- _Assigned task_: Collect every line below that contains the word "time".

- _Materials provided_:
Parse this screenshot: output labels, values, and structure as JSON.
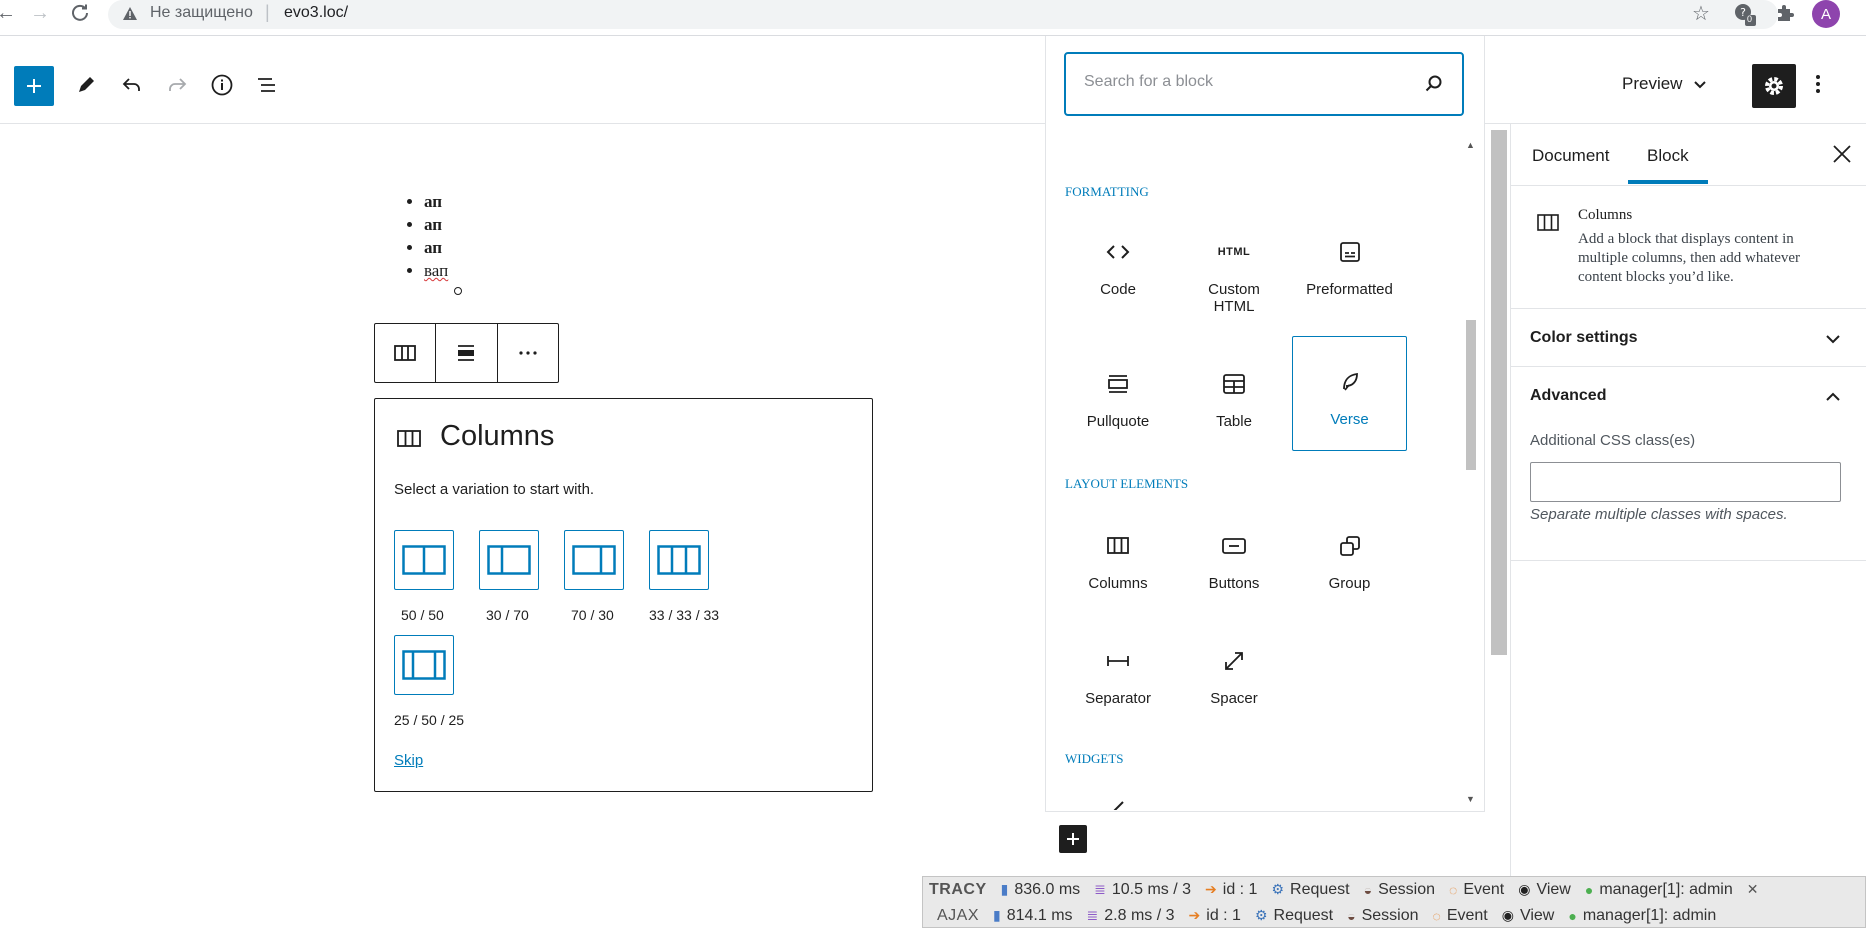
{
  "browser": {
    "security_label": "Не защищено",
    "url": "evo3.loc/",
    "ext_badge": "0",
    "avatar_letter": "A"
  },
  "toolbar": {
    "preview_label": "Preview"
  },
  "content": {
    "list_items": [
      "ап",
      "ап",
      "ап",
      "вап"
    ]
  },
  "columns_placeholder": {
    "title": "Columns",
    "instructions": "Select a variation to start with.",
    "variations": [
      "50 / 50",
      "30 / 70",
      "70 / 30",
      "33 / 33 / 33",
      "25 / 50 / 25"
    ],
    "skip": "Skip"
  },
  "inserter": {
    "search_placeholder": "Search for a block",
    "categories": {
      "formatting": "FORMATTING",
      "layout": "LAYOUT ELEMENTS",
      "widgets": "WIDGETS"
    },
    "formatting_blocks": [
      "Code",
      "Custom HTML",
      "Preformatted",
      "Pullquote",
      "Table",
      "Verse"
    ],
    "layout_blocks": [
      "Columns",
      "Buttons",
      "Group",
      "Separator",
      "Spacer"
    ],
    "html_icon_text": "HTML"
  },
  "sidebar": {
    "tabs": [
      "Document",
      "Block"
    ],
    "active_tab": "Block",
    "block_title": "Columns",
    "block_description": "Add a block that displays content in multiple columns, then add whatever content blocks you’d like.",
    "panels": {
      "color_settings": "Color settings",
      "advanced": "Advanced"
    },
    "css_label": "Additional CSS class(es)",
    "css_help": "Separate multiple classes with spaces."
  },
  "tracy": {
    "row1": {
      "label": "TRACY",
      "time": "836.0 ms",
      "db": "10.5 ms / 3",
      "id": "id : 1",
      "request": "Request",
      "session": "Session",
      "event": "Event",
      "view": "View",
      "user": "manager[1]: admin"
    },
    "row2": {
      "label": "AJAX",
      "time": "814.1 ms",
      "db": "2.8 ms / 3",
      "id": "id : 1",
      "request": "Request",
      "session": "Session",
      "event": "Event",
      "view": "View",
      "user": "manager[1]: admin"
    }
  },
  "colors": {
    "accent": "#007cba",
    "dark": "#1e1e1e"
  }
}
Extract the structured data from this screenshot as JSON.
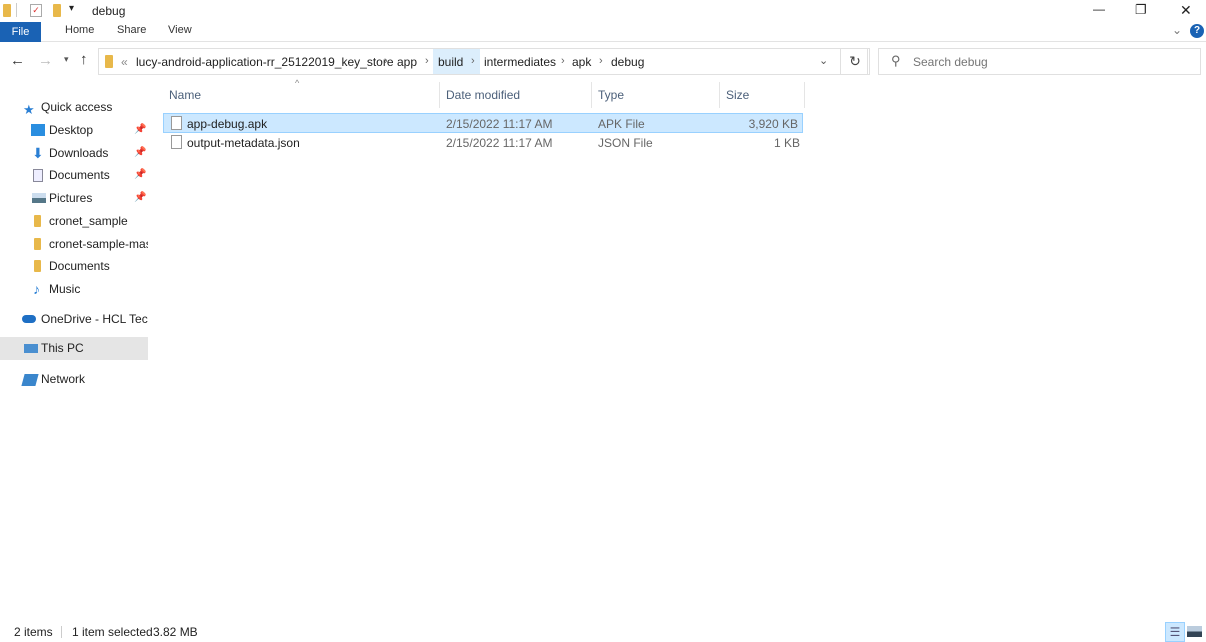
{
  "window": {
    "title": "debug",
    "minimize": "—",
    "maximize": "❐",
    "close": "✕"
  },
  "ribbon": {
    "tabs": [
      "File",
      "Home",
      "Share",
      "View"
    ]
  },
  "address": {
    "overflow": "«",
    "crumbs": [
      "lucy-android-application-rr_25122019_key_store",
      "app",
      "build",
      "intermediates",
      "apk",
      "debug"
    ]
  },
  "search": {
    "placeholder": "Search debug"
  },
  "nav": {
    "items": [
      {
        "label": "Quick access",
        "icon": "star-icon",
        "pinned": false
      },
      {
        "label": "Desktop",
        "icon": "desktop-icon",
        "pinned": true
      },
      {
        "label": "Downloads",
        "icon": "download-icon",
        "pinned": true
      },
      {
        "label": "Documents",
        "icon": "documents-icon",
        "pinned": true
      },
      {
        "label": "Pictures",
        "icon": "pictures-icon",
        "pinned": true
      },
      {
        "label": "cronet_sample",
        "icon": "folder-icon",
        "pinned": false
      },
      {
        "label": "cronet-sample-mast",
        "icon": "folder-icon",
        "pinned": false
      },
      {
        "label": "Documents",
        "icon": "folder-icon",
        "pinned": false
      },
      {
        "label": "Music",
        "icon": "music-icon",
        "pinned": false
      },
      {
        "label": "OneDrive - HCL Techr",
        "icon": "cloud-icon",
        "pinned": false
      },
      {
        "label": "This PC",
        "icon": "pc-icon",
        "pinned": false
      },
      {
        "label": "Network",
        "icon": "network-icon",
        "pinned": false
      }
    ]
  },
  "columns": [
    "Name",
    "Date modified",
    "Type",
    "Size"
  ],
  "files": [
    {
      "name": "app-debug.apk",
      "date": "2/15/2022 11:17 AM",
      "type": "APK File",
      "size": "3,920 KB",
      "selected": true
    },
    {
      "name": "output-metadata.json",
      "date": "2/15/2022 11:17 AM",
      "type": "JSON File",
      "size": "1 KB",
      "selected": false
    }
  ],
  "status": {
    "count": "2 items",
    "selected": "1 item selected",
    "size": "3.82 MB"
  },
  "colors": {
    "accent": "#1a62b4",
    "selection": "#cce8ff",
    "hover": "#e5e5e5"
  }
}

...

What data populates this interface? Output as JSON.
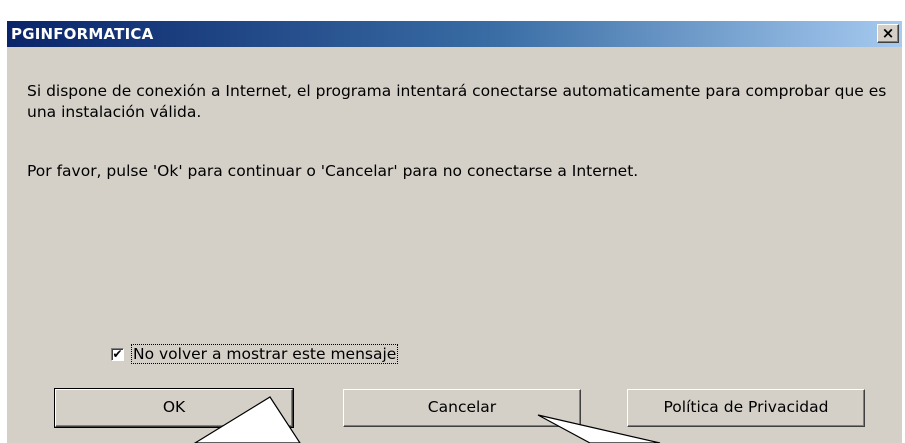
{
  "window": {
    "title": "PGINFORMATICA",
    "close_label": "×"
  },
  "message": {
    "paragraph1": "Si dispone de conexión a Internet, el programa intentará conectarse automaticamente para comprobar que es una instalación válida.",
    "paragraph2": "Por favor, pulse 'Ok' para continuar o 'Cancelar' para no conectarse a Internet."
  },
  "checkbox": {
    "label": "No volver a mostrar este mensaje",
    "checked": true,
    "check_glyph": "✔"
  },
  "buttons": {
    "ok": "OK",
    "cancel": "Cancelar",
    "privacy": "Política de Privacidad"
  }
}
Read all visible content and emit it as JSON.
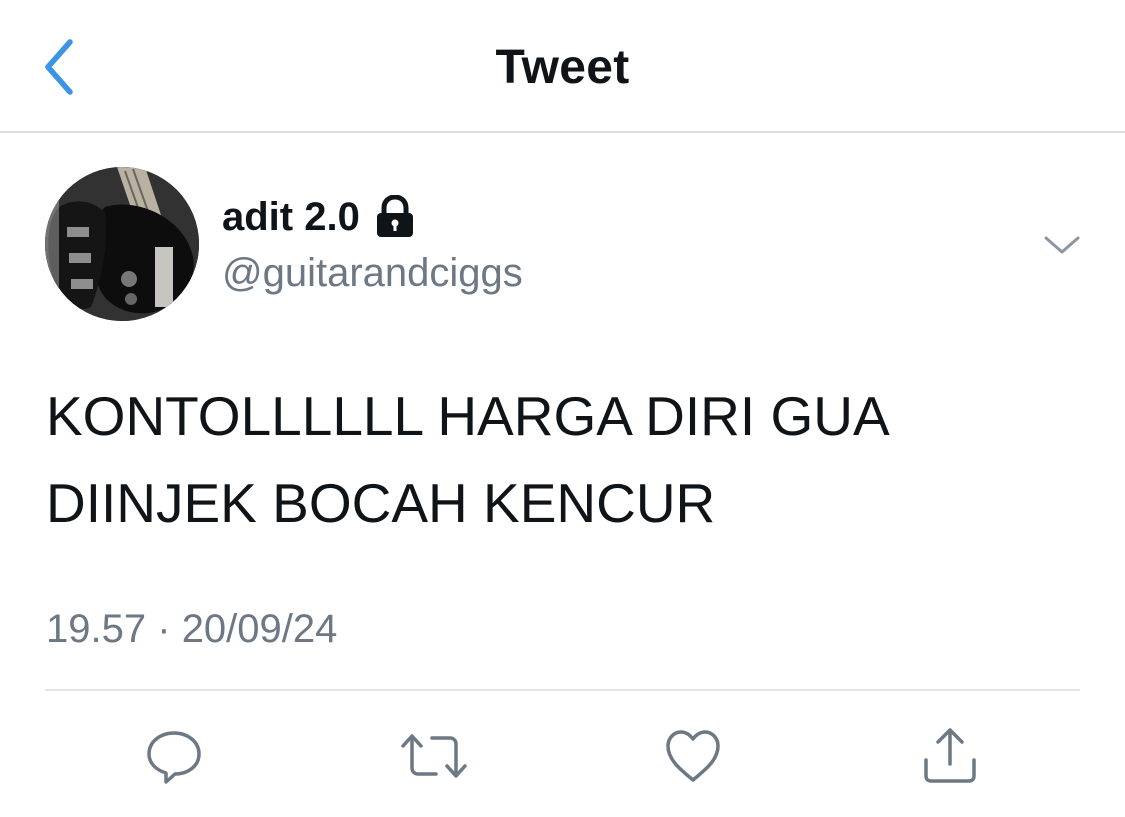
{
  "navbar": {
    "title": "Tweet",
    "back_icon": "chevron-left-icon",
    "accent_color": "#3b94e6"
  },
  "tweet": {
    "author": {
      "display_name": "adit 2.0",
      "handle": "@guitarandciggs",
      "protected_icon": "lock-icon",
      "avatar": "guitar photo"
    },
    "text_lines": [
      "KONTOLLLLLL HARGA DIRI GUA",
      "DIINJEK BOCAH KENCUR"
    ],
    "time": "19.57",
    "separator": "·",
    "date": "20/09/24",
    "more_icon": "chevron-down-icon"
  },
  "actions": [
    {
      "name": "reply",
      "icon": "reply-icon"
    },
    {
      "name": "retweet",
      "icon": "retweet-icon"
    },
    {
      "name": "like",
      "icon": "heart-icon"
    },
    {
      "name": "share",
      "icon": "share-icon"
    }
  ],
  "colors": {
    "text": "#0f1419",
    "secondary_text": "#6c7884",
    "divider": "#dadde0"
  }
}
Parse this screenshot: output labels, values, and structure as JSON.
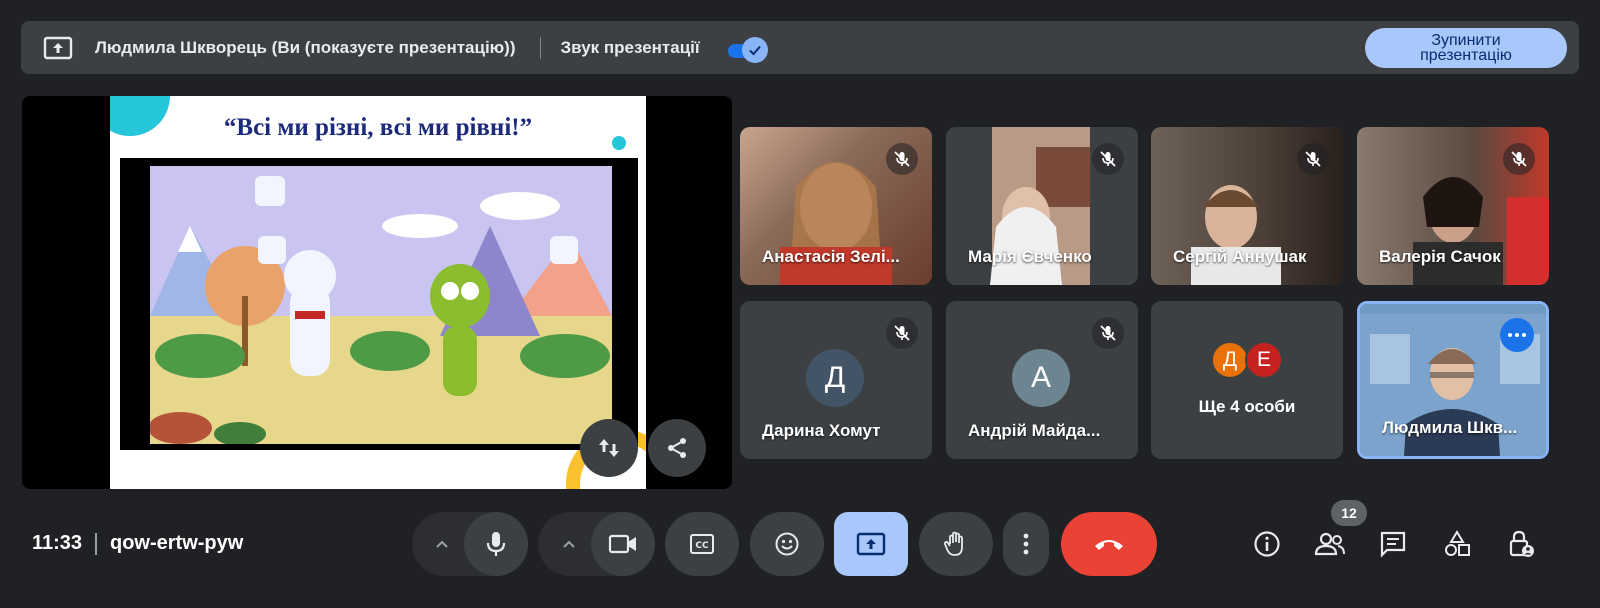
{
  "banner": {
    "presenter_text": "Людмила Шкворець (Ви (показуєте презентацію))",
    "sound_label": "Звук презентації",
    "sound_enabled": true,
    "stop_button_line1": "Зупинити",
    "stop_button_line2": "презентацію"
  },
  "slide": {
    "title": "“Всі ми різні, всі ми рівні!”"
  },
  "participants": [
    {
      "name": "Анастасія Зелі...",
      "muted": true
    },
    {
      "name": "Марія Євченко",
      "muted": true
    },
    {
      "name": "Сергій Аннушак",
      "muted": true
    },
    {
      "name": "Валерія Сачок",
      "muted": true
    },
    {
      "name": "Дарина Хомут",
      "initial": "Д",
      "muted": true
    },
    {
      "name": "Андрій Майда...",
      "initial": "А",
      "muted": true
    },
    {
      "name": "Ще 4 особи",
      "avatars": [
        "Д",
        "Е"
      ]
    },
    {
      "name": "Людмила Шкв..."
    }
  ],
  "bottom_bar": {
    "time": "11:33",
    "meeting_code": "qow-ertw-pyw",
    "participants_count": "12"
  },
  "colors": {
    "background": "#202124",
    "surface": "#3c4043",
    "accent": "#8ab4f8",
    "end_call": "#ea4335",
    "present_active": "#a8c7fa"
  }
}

- _Solution_:
      "time": "836.0 ms",
      "time": "814.1 ms",
    "time": "19.57",
    "time": "11:33",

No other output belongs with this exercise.